So far, educators appear to be cautiously optimistic, although I am sure there will be debates galore. Professional high school teachers and administrators want to see flexibility built into the program for a student to change their mind. Also, a student should not be shortchanged on the opportunity to acquire general knowledge and develop new interests. Florida would be the first state to have high school students declare a major area of study.
My question about this also has to do with the word “requirement”. What if you don’t know what you want to do when you grow up by the time you are 14? I asked my resident expert, my 15 year old son Joe, the A student who takes two languages (Latin and Spanish), plays baseball, and has an interest in world conquest. Joe’s answer was “Sheesh, who knows what they want to do in 9th grade?” Spoken like a true 10th grader who is not looking forward to the college search.

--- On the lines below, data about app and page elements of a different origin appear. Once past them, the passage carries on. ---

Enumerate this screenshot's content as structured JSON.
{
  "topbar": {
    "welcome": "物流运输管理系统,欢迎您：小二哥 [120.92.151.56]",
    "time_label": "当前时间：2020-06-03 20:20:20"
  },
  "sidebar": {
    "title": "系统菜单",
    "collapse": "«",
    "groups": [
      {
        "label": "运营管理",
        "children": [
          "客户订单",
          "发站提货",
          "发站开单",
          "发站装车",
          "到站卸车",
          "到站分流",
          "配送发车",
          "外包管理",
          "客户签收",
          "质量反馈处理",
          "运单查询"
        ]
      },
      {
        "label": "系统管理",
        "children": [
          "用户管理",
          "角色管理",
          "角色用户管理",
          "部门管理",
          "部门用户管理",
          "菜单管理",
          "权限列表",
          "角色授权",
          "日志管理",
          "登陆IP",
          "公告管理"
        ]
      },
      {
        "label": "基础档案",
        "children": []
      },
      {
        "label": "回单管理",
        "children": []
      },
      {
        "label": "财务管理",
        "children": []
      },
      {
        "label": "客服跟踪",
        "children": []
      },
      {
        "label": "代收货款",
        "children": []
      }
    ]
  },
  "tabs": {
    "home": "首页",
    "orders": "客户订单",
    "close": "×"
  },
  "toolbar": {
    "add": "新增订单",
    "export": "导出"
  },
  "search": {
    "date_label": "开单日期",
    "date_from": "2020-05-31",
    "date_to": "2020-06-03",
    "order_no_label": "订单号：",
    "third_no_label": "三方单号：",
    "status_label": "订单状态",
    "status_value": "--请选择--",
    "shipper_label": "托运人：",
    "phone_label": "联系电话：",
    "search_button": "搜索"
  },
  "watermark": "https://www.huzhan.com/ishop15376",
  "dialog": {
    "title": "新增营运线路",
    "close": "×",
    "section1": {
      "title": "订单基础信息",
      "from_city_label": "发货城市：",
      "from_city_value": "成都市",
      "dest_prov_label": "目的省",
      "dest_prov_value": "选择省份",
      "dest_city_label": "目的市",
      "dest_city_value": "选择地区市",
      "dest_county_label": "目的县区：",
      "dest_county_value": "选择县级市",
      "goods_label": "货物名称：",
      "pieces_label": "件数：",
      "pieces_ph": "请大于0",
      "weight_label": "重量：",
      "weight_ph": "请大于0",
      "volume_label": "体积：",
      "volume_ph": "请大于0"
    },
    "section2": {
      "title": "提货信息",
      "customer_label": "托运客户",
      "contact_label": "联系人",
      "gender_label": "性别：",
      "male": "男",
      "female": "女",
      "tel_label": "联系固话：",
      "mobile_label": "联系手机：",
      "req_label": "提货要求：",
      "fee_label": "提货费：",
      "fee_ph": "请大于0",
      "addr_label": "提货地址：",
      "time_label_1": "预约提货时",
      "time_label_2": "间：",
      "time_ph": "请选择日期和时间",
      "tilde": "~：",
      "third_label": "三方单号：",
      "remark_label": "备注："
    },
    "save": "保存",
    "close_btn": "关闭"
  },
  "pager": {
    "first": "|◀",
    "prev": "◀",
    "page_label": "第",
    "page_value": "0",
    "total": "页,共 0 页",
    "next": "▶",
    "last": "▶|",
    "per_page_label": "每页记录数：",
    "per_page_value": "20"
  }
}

Kids like Joe who are bright but need to be exposed to new things before they figure out their college choices are very different from the type of student who just always knew they would be going to Rennsallear, Georgia Tech, MIT, Cal Tech. My boys have one friend who always knew he would be a bio chemist – and now that he is in his junior year of college, that is just what he is doing. They have a friend who was always interested in the environment, became an expert in certain types of birds, and in high school was actually able to get a summer internship with a college professor in that field who still mentors him. Joe is a different sort of kid. Joe’s future plans include “Foreign service maybe, or something with criminal justice. Nah, not a lawyer. Something where I get people to do strategy, solve a problem, or agree to do stuff.” My son the ambassador, the hostage negotiator, the advisor, consultant, teacher or cop.
I asked him if he wanted to be a senator or president, since he is so interested in foreign countries. He said he only wants to be president when he is old, after his chain of international resorts makes him very rich.
My son the Sultan?
My son the wealthy developer? The next generation “Apprentice?”
I have a feeling that law school or an MBA is in this boy’s future. But he is 15. He still has time to decide!